ASSIGNED TASK: Omit every picture while repeating the entries exactly.

SUPPLIED INFORMATION:
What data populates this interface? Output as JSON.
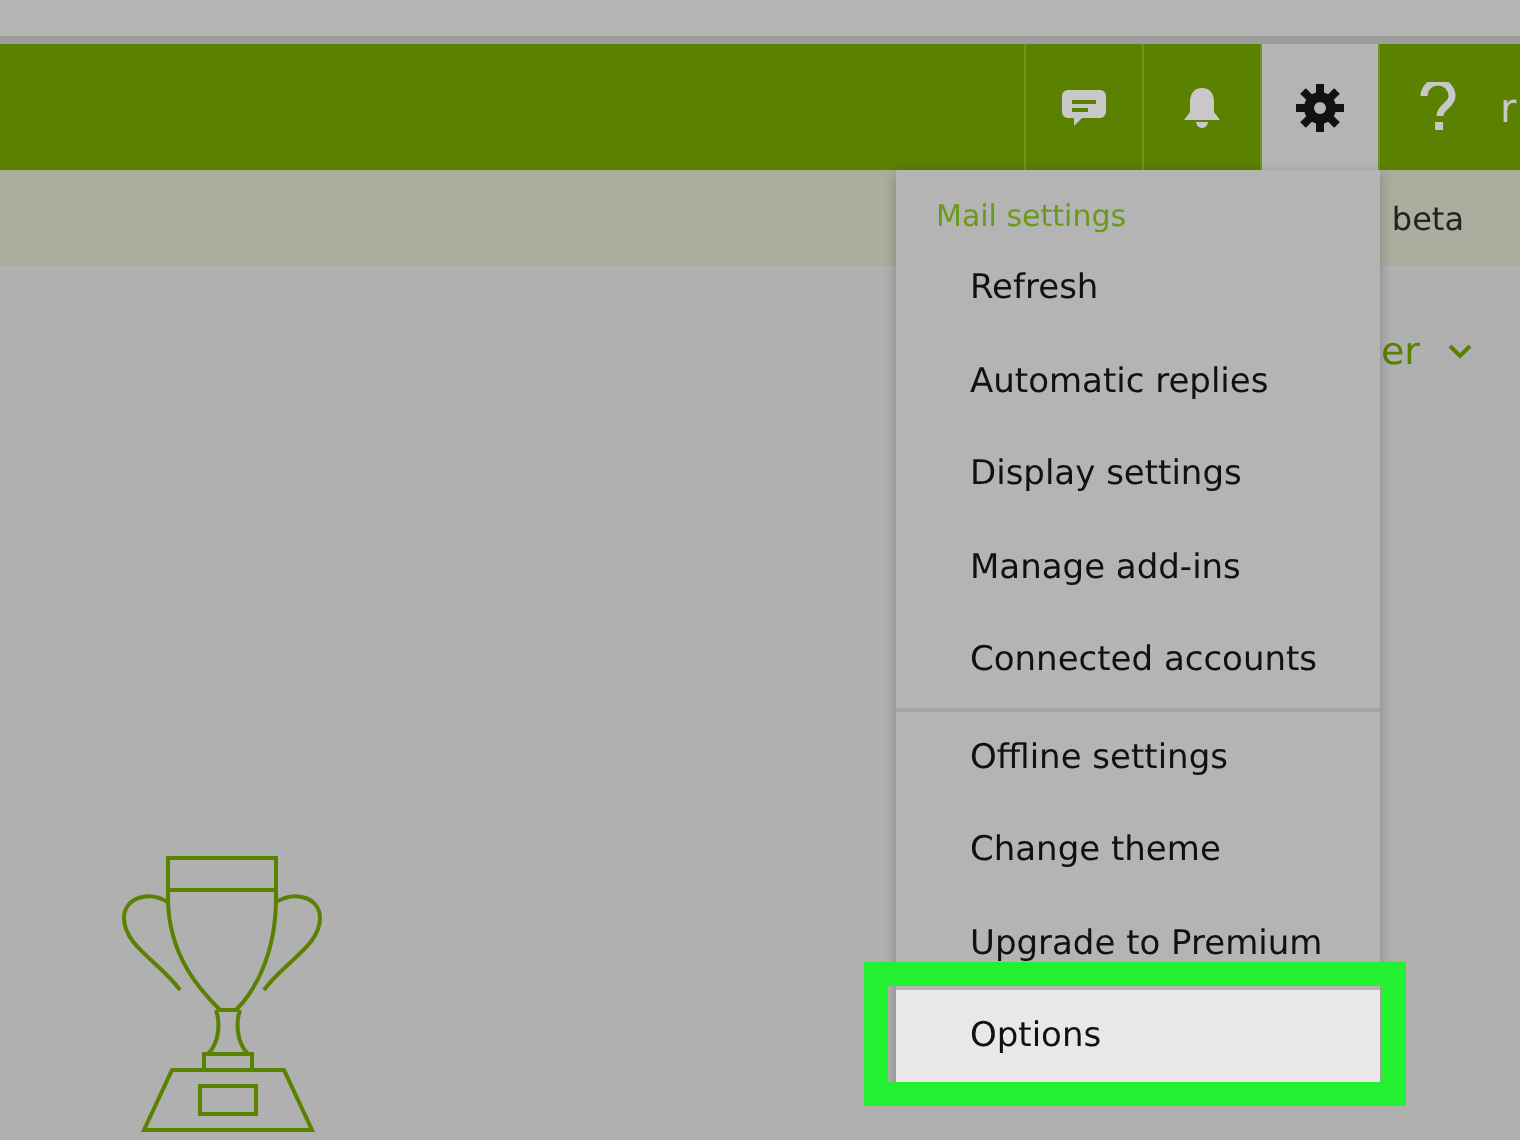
{
  "header": {
    "icons": [
      {
        "kind": "chat",
        "selected": false
      },
      {
        "kind": "bell",
        "selected": false
      },
      {
        "kind": "gear",
        "selected": true
      },
      {
        "kind": "help",
        "selected": false
      }
    ],
    "cut_text": "r"
  },
  "subbar": {
    "text": "beta"
  },
  "content": {
    "filter_text": "er"
  },
  "menu": {
    "heading": "Mail settings",
    "sections": [
      {
        "items": [
          {
            "label": "Refresh",
            "selected": false
          },
          {
            "label": "Automatic replies",
            "selected": false
          },
          {
            "label": "Display settings",
            "selected": false
          },
          {
            "label": "Manage add-ins",
            "selected": false
          },
          {
            "label": "Connected accounts",
            "selected": false
          }
        ]
      },
      {
        "items": [
          {
            "label": "Offline settings",
            "selected": false
          },
          {
            "label": "Change theme",
            "selected": false
          },
          {
            "label": "Upgrade to Premium",
            "selected": false
          },
          {
            "label": "Options",
            "selected": true
          }
        ]
      }
    ]
  }
}
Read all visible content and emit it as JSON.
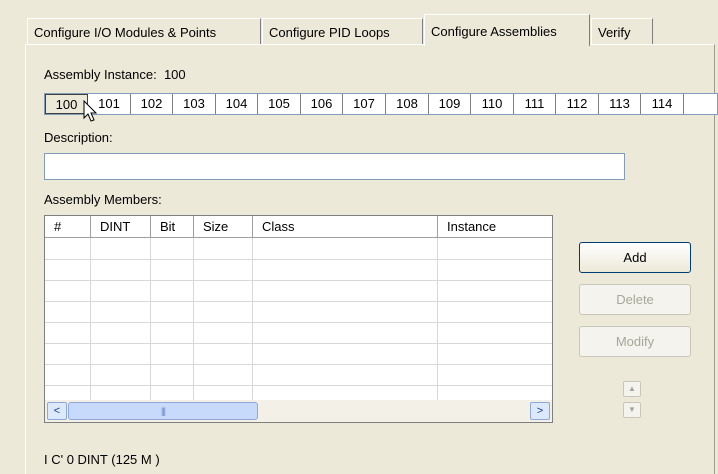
{
  "tabs": [
    {
      "label": "Configure I/O Modules & Points",
      "active": false
    },
    {
      "label": "Configure PID Loops",
      "active": false
    },
    {
      "label": "Configure Assemblies",
      "active": true
    },
    {
      "label": "Verify",
      "active": false
    }
  ],
  "assembly_instance": {
    "label": "Assembly Instance:",
    "value": "100"
  },
  "instances": [
    "100",
    "101",
    "102",
    "103",
    "104",
    "105",
    "106",
    "107",
    "108",
    "109",
    "110",
    "111",
    "112",
    "113",
    "114"
  ],
  "selected_instance": "100",
  "description": {
    "label": "Description:",
    "value": ""
  },
  "members": {
    "label": "Assembly Members:",
    "columns": [
      "#",
      "DINT",
      "Bit",
      "Size",
      "Class",
      "Instance"
    ],
    "rows": []
  },
  "buttons": {
    "add": "Add",
    "delete": "Delete",
    "modify": "Modify"
  },
  "scroll": {
    "left_arrow": "<",
    "right_arrow": ">",
    "thumb_grip": "|||",
    "up_arrow": "▲",
    "down_arrow": "▼"
  },
  "status_line": "I          C'      0 DINT    (125 M      )"
}
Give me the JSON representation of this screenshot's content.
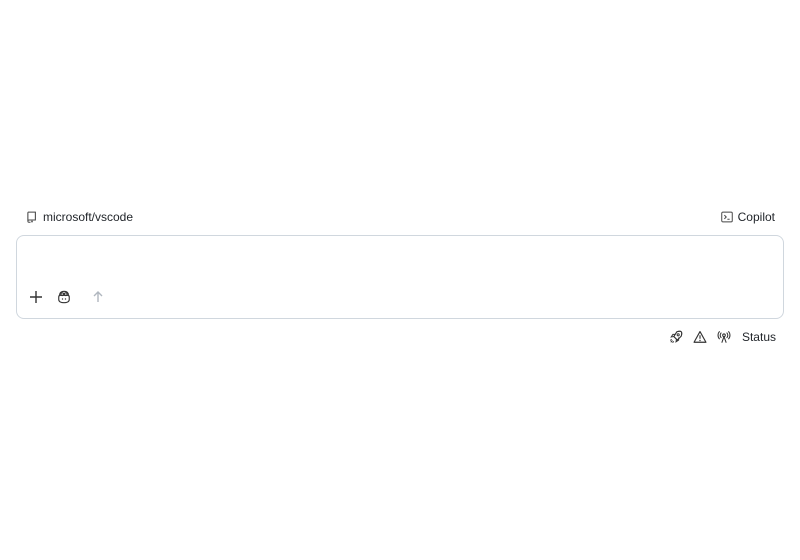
{
  "repo": {
    "name": "microsoft/vscode",
    "icon": "repo-icon"
  },
  "agent": {
    "label": "Copilot",
    "icon": "terminal-icon"
  },
  "composer": {
    "placeholder": "",
    "value": "",
    "add_icon": "plus-icon",
    "copilot_icon": "copilot-icon",
    "send_icon": "arrow-up-icon"
  },
  "statusbar": {
    "icons": [
      "rocket-icon",
      "warning-icon",
      "broadcast-icon"
    ],
    "label": "Status"
  },
  "colors": {
    "border": "#d0d7de",
    "text": "#1f2328",
    "disabled": "#b0b7bf"
  }
}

SOLUTION BELOW:
What data populates this interface? Output as JSON.
{
  "header": {
    "icons": [
      {
        "kind": "chat",
        "selected": false
      },
      {
        "kind": "bell",
        "selected": false
      },
      {
        "kind": "gear",
        "selected": true
      },
      {
        "kind": "help",
        "selected": false
      }
    ],
    "cut_text": "r"
  },
  "subbar": {
    "text": "beta"
  },
  "content": {
    "filter_text": "er"
  },
  "menu": {
    "heading": "Mail settings",
    "sections": [
      {
        "items": [
          {
            "label": "Refresh",
            "selected": false
          },
          {
            "label": "Automatic replies",
            "selected": false
          },
          {
            "label": "Display settings",
            "selected": false
          },
          {
            "label": "Manage add-ins",
            "selected": false
          },
          {
            "label": "Connected accounts",
            "selected": false
          }
        ]
      },
      {
        "items": [
          {
            "label": "Offline settings",
            "selected": false
          },
          {
            "label": "Change theme",
            "selected": false
          },
          {
            "label": "Upgrade to Premium",
            "selected": false
          },
          {
            "label": "Options",
            "selected": true
          }
        ]
      }
    ]
  }
}
Read all visible content and emit it as JSON.
{
  "tabs": [
    {
      "label": "Configure I/O Modules & Points",
      "active": false
    },
    {
      "label": "Configure PID Loops",
      "active": false
    },
    {
      "label": "Configure Assemblies",
      "active": true
    },
    {
      "label": "Verify",
      "active": false
    }
  ],
  "assembly_instance": {
    "label": "Assembly Instance:",
    "value": "100"
  },
  "instances": [
    "100",
    "101",
    "102",
    "103",
    "104",
    "105",
    "106",
    "107",
    "108",
    "109",
    "110",
    "111",
    "112",
    "113",
    "114"
  ],
  "selected_instance": "100",
  "description": {
    "label": "Description:",
    "value": ""
  },
  "members": {
    "label": "Assembly Members:",
    "columns": [
      "#",
      "DINT",
      "Bit",
      "Size",
      "Class",
      "Instance"
    ],
    "rows": []
  },
  "buttons": {
    "add": "Add",
    "delete": "Delete",
    "modify": "Modify"
  },
  "scroll": {
    "left_arrow": "<",
    "right_arrow": ">",
    "thumb_grip": "|||",
    "up_arrow": "▲",
    "down_arrow": "▼"
  },
  "status_line": "I          C'      0 DINT    (125 M      )"
}
Give me the JSON representation of this screenshot's content.
{
  "repo": {
    "name": "microsoft/vscode",
    "icon": "repo-icon"
  },
  "agent": {
    "label": "Copilot",
    "icon": "terminal-icon"
  },
  "composer": {
    "placeholder": "",
    "value": "",
    "add_icon": "plus-icon",
    "copilot_icon": "copilot-icon",
    "send_icon": "arrow-up-icon"
  },
  "statusbar": {
    "icons": [
      "rocket-icon",
      "warning-icon",
      "broadcast-icon"
    ],
    "label": "Status"
  },
  "colors": {
    "border": "#d0d7de",
    "text": "#1f2328",
    "disabled": "#b0b7bf"
  }
}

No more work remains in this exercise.